I am not especially intrigued with angels. In fact, due to the cultural caricatures inflicted upon them, I have paid them little attention. I’ve never watched even one episode of Highway to Heaven or Touched by an Angel. I knew Christians who collected angel figurines, and who liked to hear angel stories of mysterious strangers showing up to help in times of need (I have a few of those myself), but the Bible contains warnings about not being distracted by them. Paul goes out of his way in Hebrews to put them in a rightful and subservient place and in Colossians outright rebukes those who have strayed into worshiping them.
Whoever reads the great redemptive drama of Christ in the New Testament and comes away fixated on angels has looked at VanGogh’s “Starry Night” and walked away smitten with the wooden frame that surrounds it.
Here’s my question: In a universe governed by an omniscient, omnipresent, and omnipotent God, why would He need the services of some created class of spiritual beings? Could He not immediately and with greater efficiency, answer all needs Himself?
But of course, I go too far.
When God created angels, I am mistakenly assuming He needed the help, or He simply needed company. Probably not, though.

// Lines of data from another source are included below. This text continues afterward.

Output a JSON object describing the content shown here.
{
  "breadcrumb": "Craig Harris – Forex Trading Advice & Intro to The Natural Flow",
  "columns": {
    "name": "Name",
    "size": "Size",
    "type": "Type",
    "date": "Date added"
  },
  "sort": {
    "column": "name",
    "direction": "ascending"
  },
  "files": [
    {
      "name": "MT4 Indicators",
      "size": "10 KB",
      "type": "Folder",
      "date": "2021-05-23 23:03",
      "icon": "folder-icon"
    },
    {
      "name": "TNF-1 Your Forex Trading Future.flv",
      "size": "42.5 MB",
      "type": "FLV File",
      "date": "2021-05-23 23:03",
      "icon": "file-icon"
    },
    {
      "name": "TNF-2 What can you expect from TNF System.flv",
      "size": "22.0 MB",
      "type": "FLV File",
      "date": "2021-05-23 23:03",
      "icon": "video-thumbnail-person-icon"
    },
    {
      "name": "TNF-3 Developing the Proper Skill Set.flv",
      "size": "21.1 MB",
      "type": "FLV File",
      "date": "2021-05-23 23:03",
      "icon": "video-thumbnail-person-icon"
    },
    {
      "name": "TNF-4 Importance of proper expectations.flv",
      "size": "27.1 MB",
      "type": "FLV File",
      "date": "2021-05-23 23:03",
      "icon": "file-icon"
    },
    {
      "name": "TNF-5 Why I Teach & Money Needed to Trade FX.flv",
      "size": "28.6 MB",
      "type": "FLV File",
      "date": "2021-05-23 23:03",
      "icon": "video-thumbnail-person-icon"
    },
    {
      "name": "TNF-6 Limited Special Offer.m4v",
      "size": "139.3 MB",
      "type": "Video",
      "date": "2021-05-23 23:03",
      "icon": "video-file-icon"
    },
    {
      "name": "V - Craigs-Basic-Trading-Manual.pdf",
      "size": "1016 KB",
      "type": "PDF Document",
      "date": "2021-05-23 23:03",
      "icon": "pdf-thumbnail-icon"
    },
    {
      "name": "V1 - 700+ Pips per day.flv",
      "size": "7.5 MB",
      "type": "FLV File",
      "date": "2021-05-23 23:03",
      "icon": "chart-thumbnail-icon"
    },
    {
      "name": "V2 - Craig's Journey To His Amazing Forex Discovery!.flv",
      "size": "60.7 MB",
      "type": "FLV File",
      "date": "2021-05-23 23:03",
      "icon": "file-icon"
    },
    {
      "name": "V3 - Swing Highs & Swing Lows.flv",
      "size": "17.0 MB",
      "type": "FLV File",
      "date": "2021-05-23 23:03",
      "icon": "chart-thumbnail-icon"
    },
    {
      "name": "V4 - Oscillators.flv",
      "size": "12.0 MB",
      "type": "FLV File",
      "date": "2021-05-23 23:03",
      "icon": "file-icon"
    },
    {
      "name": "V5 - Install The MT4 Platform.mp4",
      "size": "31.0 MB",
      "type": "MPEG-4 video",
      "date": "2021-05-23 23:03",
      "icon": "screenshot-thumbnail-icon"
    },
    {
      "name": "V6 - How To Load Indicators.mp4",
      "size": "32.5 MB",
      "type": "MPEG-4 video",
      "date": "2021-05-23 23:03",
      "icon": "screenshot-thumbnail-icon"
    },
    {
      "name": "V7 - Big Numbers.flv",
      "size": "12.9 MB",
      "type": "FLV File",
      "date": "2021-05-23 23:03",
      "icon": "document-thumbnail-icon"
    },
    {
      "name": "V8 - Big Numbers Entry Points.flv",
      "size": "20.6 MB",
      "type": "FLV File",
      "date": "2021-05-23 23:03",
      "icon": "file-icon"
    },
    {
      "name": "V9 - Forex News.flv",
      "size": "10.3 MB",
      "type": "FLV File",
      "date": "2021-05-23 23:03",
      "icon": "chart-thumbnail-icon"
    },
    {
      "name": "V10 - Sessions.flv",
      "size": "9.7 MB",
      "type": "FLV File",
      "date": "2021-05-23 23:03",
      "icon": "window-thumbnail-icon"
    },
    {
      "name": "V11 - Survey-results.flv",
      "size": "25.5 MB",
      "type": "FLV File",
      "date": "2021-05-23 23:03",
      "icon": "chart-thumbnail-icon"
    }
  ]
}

It might be wiser to affirm the fact that for whatever reason, God governs a kingdom that utilizes angels.
Nor are these beings mere window dressing. In moments of great crisis, they were either involved, or stood ready for involvement. Directly preceding Israel’s monumental return to Jerusalem, angelic combat raged for weeks. When Jesus was threatened in the garden, He told Peter that He was able to get twelve legions of angels to protect Him if He had wanted.

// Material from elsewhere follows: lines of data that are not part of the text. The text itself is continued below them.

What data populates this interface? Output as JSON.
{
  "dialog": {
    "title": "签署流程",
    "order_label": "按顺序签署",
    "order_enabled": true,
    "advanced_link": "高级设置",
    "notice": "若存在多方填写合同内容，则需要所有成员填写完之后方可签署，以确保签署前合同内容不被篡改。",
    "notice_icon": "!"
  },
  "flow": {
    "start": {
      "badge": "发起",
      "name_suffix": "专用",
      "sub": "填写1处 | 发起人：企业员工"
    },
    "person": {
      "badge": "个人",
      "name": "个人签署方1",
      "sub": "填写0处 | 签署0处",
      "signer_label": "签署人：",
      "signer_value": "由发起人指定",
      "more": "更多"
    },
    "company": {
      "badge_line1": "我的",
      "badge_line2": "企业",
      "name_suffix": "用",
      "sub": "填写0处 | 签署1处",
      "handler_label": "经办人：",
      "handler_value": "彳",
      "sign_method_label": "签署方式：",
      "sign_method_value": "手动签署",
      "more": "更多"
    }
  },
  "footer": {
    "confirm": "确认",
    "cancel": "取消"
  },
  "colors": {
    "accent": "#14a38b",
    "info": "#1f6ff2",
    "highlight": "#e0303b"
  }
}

And Revelation? The amount of angelic activity there is nothing short of epic. In some passages we get confused about the identity of the angel because the glory belonging to it is so compelling, it sounds like Christ Himself being described.¹
The universe seems crowded and busy. Why not simplify everything down to a solitary figure on the throne, since God is more than able to control everything?
To this God may well answer me (and us), “Can I not exercise my omnipotence in whatever way I see fit? Am I not allowed to work through secondary agents? In fact, why should I bother with the church? Why should I use you at all?”
Maybe we ought to thank the Lord for not putting efficiency first.
Pragmatism, at least the mortal variety, does not bind Him. Still, his heavenly government and operations not only cascade forward, but do so with great flourish. There is nothing reductionist, nor spartan in them.
This is the way things are.
And this is why I like to read Revelation.
- In particular, Rev. 10 :1-7, 18:1, as well as passages like Rev. 8:3-5 that stress high priestly function.